ROME, Nov 16 (Reuters) - Italian Prime Minister Mario Monti unveiled his cabinet on Wednesday as he sets to work to restore market confidence in the country’s finances and stop its debt crisis from spiralling out of control.
Here are details of the ministers with major portfolios:
Monti said he would also take on the economy portfolio. A distinguished economist and former European competition commissioner, the 68-year-old Monti is president of Milan’s Bocconi university and honorary president of Bruegel, a European economic policy think-tank he set up in 2005.
He has written a stream of newspaper articles over the past months criticising outgoing prime minister Silvio Berlusconi and proposing sweeping reforms of Italy’s hidebound economy.
The 67-year old Roman ran the city of Bologna as special administrator in 2010 and resisted pressure from both the right and left to run as their candidate for mayor when her term ended this year. She was then appointed to run the town of Parma in a similar role.
She has also worked as Prefect — a government-appointed law and order official — in the cities of Genoa and Catania and championed women’s issues.

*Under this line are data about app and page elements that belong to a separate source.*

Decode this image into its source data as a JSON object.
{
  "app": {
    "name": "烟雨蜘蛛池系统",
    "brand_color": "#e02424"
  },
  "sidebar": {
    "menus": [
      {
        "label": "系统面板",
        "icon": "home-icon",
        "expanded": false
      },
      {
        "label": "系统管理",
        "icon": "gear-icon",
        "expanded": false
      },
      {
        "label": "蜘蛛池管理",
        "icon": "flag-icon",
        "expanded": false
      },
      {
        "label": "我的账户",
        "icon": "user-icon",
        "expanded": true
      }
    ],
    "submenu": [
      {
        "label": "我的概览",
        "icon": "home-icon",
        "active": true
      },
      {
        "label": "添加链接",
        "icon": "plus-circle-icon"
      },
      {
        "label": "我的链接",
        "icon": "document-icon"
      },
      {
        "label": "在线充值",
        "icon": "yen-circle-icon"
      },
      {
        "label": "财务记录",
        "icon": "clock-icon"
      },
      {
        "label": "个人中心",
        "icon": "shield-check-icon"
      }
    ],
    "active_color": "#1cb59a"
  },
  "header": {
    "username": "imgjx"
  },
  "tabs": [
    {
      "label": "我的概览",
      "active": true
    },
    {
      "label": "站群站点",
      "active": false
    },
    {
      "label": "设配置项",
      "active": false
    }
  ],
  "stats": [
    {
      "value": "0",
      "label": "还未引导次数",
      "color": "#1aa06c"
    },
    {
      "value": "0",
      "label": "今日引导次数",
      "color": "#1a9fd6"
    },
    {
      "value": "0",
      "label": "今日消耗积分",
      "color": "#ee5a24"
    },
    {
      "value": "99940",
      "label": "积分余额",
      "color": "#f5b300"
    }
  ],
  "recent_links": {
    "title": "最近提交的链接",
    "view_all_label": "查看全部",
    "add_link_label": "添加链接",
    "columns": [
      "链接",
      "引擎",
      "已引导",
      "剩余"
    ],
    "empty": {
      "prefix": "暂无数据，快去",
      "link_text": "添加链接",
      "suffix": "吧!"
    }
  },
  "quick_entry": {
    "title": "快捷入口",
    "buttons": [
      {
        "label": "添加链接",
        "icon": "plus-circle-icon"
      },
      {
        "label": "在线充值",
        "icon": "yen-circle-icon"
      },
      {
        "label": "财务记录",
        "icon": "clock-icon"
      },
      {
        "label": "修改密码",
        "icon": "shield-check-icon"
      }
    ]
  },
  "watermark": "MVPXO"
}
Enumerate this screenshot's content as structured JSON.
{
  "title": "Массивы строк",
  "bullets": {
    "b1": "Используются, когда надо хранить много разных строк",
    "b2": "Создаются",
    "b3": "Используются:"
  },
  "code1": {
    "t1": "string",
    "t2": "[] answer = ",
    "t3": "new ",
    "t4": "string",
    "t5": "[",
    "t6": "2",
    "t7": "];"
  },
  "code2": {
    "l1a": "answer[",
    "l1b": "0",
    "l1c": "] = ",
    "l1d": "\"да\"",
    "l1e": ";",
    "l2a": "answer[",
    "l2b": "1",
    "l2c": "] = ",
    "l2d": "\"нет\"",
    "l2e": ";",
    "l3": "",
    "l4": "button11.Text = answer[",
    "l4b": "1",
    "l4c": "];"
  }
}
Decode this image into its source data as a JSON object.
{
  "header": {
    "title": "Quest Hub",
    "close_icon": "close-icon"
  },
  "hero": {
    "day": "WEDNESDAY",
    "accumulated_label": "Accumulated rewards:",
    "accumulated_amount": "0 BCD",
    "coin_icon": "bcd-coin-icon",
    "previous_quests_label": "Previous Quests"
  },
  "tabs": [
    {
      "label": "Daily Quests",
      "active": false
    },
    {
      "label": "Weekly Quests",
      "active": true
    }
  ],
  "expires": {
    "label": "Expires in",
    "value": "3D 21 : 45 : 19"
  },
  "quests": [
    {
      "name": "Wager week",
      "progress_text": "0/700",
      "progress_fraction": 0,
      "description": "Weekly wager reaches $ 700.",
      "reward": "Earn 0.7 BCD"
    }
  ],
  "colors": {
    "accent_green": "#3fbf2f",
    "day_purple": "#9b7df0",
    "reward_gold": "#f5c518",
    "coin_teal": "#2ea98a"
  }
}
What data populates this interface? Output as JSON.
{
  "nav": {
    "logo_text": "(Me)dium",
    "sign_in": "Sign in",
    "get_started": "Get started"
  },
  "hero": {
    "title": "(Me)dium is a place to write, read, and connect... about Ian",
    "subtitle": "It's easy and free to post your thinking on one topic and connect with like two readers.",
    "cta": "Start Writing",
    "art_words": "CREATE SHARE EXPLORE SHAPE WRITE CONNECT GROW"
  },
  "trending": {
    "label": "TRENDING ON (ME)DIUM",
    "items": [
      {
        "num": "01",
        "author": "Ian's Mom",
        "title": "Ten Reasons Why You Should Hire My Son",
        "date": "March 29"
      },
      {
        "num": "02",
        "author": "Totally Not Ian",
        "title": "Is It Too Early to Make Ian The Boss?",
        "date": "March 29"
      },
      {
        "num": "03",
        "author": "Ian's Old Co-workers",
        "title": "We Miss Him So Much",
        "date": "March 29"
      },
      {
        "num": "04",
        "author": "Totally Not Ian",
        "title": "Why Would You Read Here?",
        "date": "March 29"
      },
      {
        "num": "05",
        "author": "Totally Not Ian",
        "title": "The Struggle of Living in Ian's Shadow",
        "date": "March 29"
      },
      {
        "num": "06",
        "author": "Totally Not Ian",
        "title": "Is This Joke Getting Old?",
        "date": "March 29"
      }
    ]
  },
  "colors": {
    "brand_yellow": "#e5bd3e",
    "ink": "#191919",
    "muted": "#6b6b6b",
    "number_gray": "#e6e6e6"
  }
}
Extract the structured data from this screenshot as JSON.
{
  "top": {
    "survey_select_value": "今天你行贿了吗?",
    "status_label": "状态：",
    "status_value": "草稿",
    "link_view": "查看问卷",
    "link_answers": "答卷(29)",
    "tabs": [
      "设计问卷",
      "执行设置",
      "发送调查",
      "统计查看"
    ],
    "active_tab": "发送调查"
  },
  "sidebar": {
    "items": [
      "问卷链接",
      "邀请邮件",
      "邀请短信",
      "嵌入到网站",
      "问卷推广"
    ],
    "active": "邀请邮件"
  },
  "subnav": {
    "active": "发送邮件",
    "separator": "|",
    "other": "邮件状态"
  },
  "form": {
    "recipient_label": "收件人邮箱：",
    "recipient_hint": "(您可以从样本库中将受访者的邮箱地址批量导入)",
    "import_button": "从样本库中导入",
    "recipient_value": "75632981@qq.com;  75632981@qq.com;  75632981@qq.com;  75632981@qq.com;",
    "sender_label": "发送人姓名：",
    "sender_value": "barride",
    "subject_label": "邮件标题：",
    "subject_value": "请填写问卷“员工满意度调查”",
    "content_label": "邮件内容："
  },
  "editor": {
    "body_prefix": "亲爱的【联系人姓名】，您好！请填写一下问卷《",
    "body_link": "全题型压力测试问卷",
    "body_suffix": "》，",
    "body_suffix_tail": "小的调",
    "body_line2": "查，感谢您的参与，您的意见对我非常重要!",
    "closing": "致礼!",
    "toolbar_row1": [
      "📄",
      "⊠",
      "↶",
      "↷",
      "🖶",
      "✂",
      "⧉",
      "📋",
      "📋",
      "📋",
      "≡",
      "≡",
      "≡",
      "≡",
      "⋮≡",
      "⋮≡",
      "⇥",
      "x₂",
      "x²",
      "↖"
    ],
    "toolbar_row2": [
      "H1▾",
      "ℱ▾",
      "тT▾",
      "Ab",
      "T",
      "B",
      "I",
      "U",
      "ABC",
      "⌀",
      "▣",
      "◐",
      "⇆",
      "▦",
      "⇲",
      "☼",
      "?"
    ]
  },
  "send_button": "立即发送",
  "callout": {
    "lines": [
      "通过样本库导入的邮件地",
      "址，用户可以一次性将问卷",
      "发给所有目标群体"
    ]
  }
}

Currently CEO of Italy’s biggest retail bank Intesa Sanpaolo , Passera is a U.S.-educated former consultant with Mckinsey who cut his teeth working as a top manager for Italian corporate raider Carlo de Benedetti in the 1980s and 1990s and entered banking only in 1996.
Part of a younger generation of dynamic managers, Passera, 56, has made little secret in the past of his sympathies with Italy’s centre left and was rumoured to have been considered for a cabinet position in Romano Prodi’s 2006 government.
In 1996 he became CEO of Banco Ambrosiano Veneto, one of the banks that later merged with other financial entities to become Banca Intesa. But he left in 1998 to run Italy’s ailing postal service Poste Italiane.
He has been at the helm of Intesa Sanpaolo since 2007, after the merger of Milan’s Banca Intesa and Turin’s Sanpaolo IMI.
A lawyer, Catricala has been head of the antitrust authority since 2005. Under the centre-left government of Romano Prodi he favoured liberalisation measures promoted by then-Industry Minister Pier Luigi Bersani, now head of the leftist Democratic Party. However, he was subsequently bitterly criticised on the left for decisions favourable to former Prime Minister Berlusconi’s Mediaset television empire.
A well-known criminal lawyer and professor, Severino is vice-president of Rome’s LUISS university. She has represented high-profile clients including banker Cesare Geronzi, former prime minister Romano Prodi and energy giant Eni. Her name had appeared recently as a potential successor to former Justice Minister Angelino Alfano who left the job to become secretary of Berlusconi’s PDL party.
An admiral, he has been head of NATO’s military committee since June 2008. Prior to that, he was head of the Italian military’s Chiefs of Staff from 2004, serving under both centre-right and centre-left governments.
He has overseen planning for Italy’s participation in NATO, EU and coalition operations in Afghanistan, Iraq, the Balkans, Pakistan and in the United Nations operation in Lebanon.
After joining the Italian navy in 1963, he rose through the ranks to become admiral in 2004.
Terzi has been Italy’s ambassador to the United States since October 2009. The 65-year old is an experienced diplomat with a low public profile and no clear political leanings who began his career in the foreign ministry. Among a series of lengthy postings abroad, he has represented Italy in NATO, at the United Nations and in Israel.